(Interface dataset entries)

====================

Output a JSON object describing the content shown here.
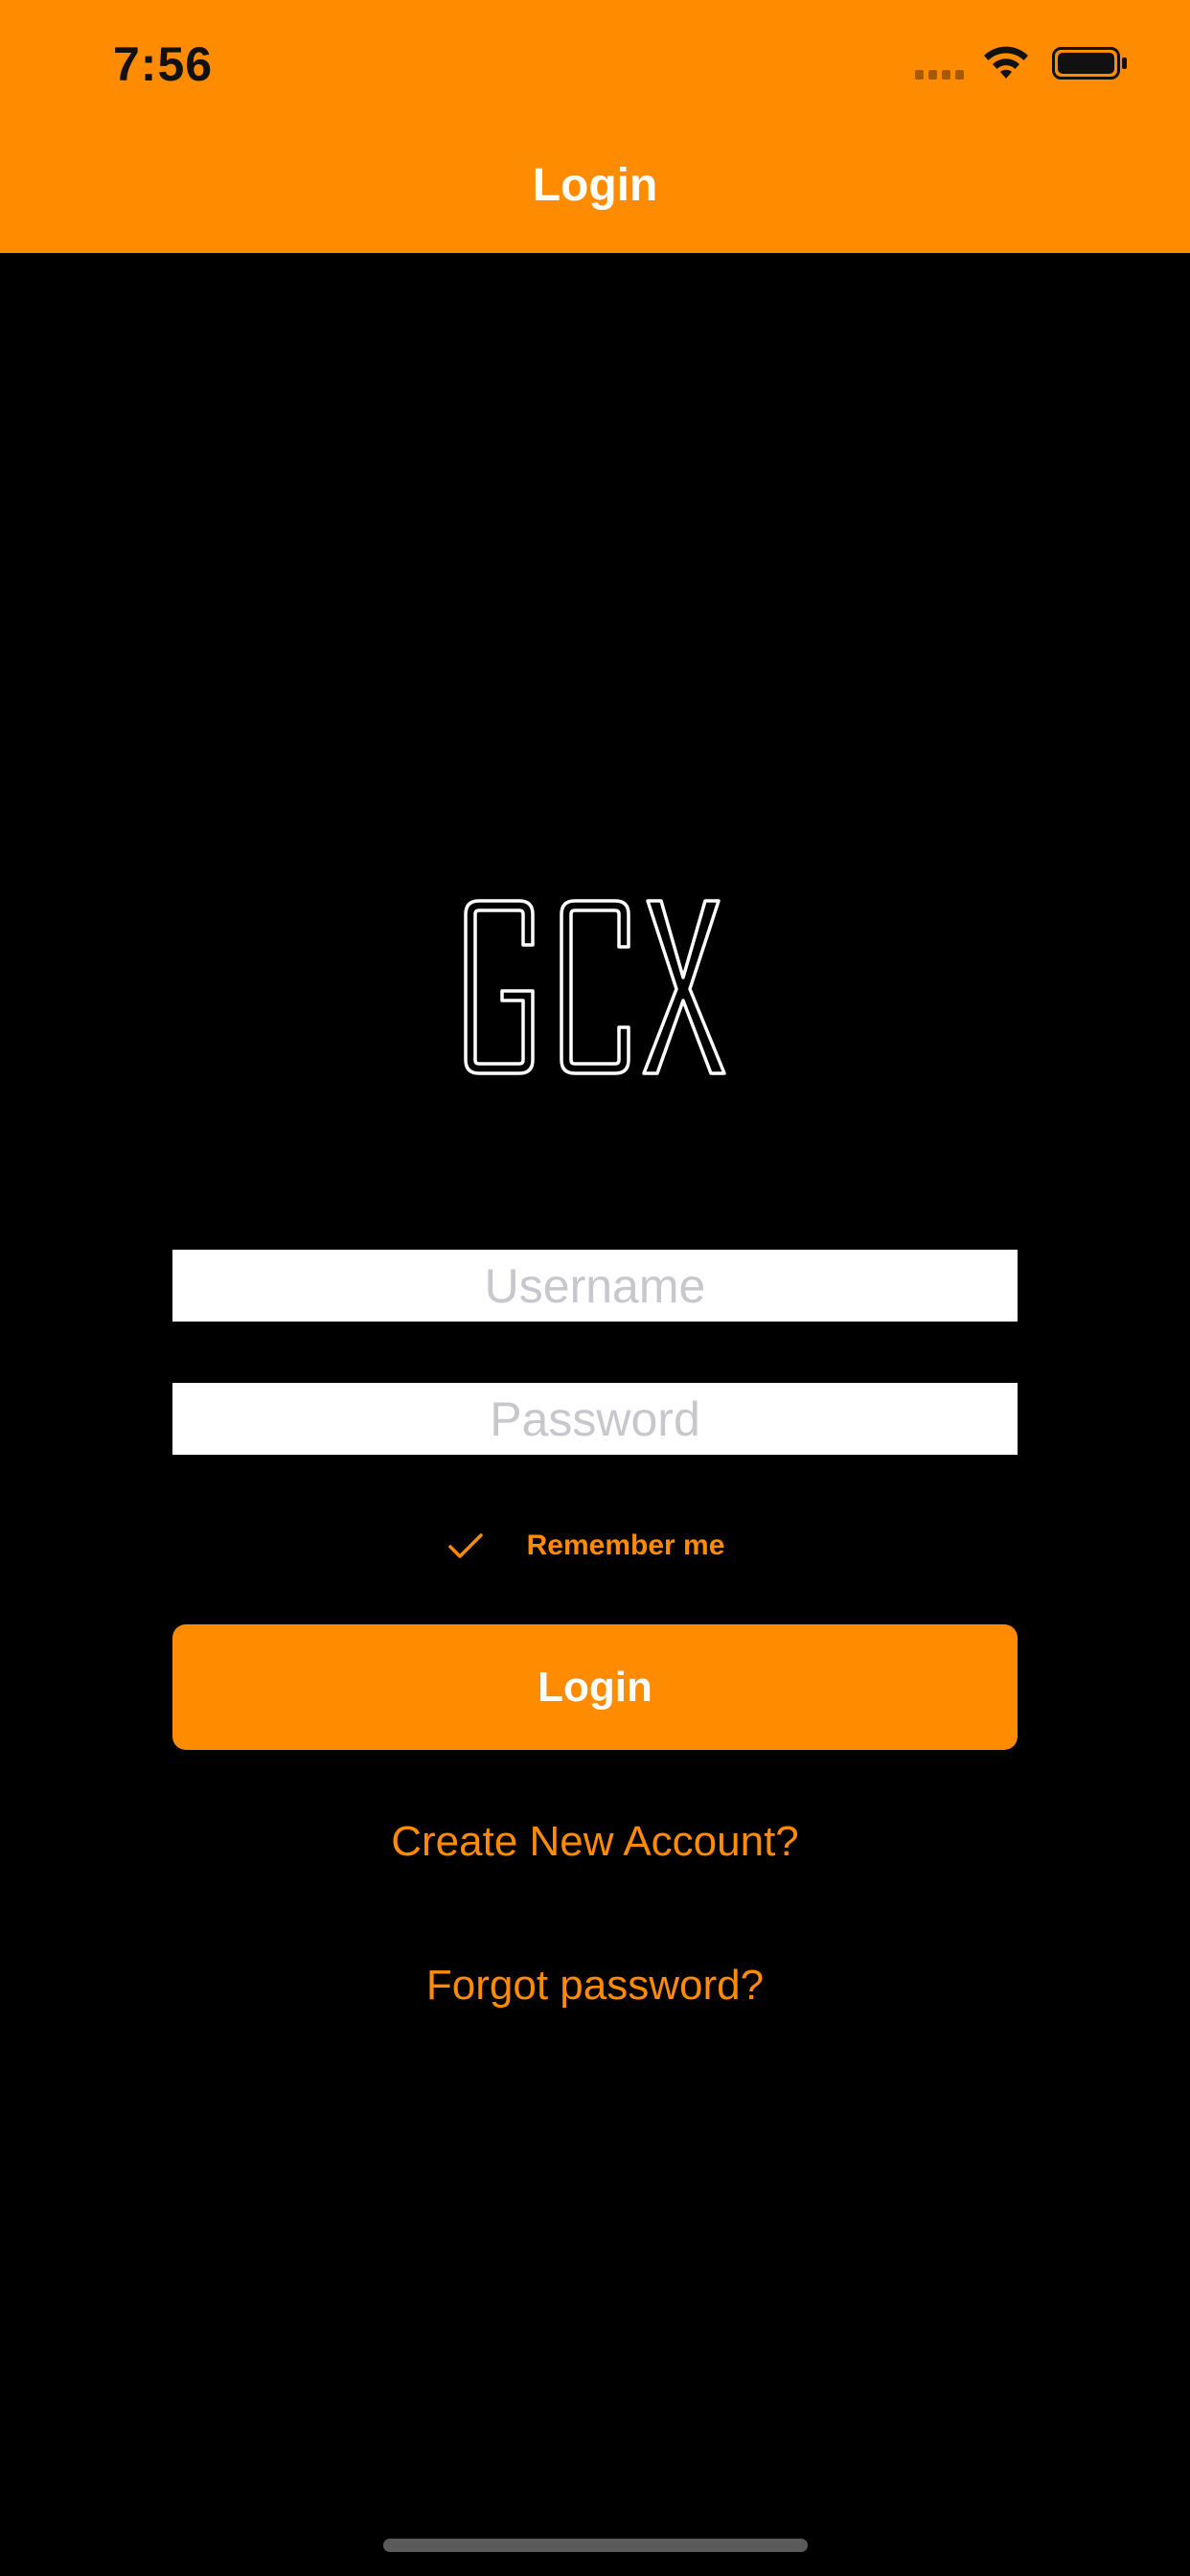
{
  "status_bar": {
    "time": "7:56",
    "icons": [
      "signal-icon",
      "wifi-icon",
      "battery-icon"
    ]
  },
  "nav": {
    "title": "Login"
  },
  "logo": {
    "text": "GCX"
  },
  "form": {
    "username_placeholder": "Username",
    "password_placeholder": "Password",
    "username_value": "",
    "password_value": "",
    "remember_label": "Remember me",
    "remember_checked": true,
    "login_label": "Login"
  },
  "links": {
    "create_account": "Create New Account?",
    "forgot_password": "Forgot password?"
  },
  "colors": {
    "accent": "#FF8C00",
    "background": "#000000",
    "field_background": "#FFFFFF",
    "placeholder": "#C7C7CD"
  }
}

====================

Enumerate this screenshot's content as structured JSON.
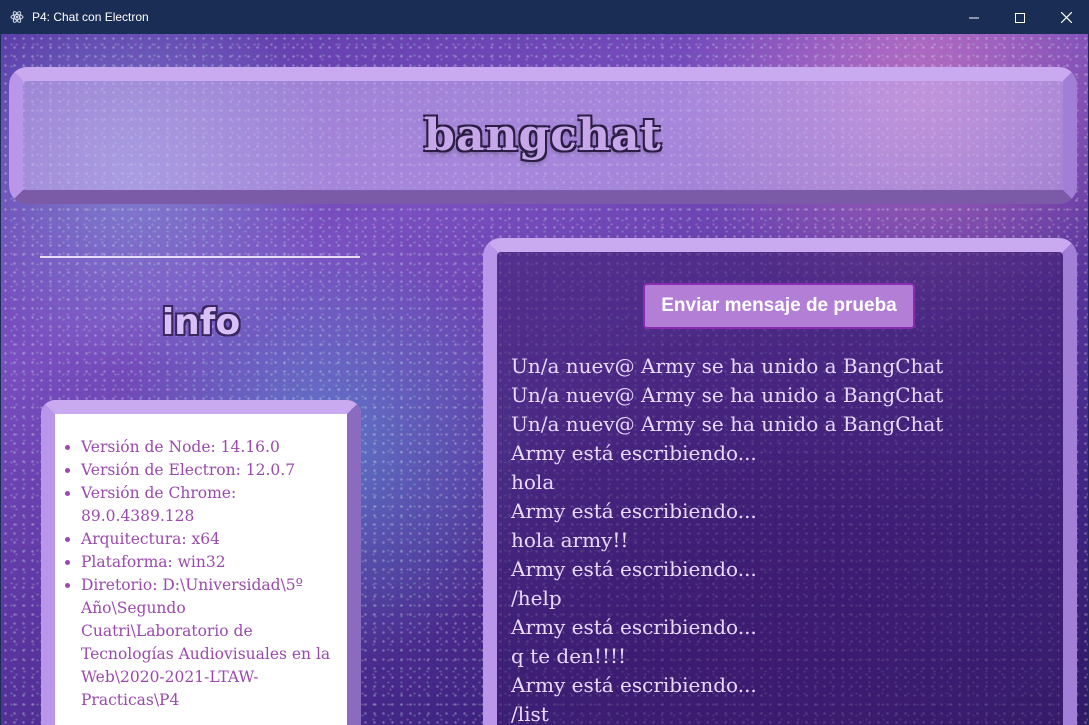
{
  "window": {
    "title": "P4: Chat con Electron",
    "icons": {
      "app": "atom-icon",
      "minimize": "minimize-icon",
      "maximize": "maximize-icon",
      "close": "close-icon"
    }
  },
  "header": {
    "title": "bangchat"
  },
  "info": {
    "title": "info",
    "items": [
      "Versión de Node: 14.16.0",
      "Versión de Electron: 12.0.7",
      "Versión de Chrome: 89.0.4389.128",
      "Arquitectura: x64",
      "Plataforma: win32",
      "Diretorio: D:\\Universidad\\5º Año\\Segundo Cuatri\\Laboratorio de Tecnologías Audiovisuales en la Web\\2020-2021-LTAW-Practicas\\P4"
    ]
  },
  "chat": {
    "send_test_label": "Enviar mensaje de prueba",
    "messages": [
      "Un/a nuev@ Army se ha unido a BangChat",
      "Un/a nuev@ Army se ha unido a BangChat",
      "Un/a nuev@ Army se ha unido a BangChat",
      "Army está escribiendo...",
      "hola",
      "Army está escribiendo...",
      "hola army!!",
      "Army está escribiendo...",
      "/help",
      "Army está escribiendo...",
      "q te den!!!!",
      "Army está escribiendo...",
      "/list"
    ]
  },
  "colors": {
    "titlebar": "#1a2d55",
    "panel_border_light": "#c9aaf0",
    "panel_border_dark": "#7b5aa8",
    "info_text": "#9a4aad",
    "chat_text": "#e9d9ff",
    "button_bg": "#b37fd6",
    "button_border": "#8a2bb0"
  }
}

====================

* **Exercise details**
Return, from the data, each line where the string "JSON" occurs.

* **Task result**
Output a JSON object describing the content shown here.
Enumerate this screenshot's content as structured JSON.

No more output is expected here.